When most people hear “Chapter 7 bankruptcy” they assume it is a way to rid oneself of debt. While this is mostly true, there are some debts which are not dischargeable in Chapter 7 bankruptcy. Consulting with an experienced and knowledgeable Troy, Ohio bankruptcy attorney provides the debtor a greater likelihood for a successful outcome.
According to the United States Bankruptcy Code (Title 11 of the U.S.C.), there are several types of non-dischargeable debts depending on the nature of the debt and how the debtor obtained them. In most cases, these particular debts are completely non-dischargeable and, thus, creditors may continue their collection efforts following the case’s conclusion.
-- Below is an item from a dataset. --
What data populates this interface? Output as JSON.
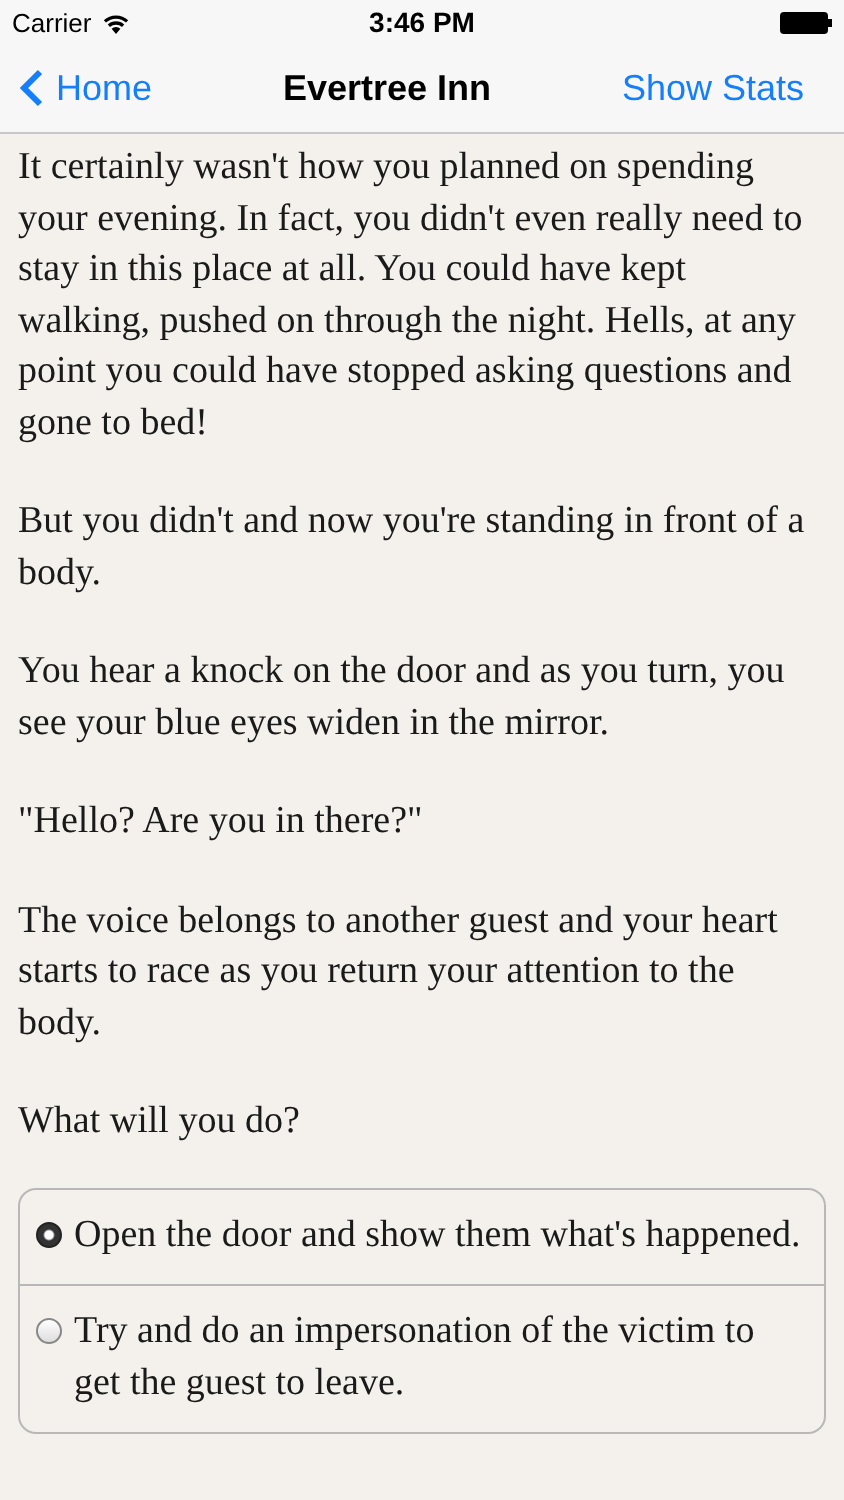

Further, in some cases, creditors may even challenge the discharge of their own particular debt(s). Finally, in rare cases such as the debtor’s demonstration of extraordinary circumstances, some non-dischargeable debts may, in fact, be discharged.
Among the most common types of non-dischargeable debts are:
- Unscheduled debts and those not listed on the original bankruptcy petition
- Some types of taxes
- Spousal or child support and attorney fees in these cases
- Post-divorce debts owed to a former spouse and/or child
- Fines and/or penalties
- Court-ordered restitution
- Student loans
- Personal injury debts as a result of driving under the influence or while intoxicated
- Some retirement plan debts
- Unpaid homeowners’ association fees
Among those debts creditors may object to the court’s discharge include:
- Credit card purchases for luxury items purchased within ninety (90) days of filing bankruptcy that cost $650 or more
- Cash advances over $925 made within seventy (70) days of filing bankruptcy
- Debts due to fraud
- Debts stemming from malicious and willful harm to another’s person or property
Court Denial of Chapter 7 Discharge
Most cases of denial of discharge occur when the debtor fails to adhere to court rules or does not provide the required information Thus, even if a debt is eligible for a full discharge, the debtor’s failure to cooperate could jeopardize his or her outcome.
Other situations in which a court can outright deny discharge include:
- Failing to provide tax documents
- Transferring property to another or hiding it altogether
- Failing to attend a court-ordered personal financial management course
- Destroying financial records
- Violating a court order
- Filing a previous bankruptcy within specific time frames
For more information about dischargeable and non-dischargeable Chapter 7 bankruptcy debts or to schedule a consultation to see if bankruptcy is for you, please contact us.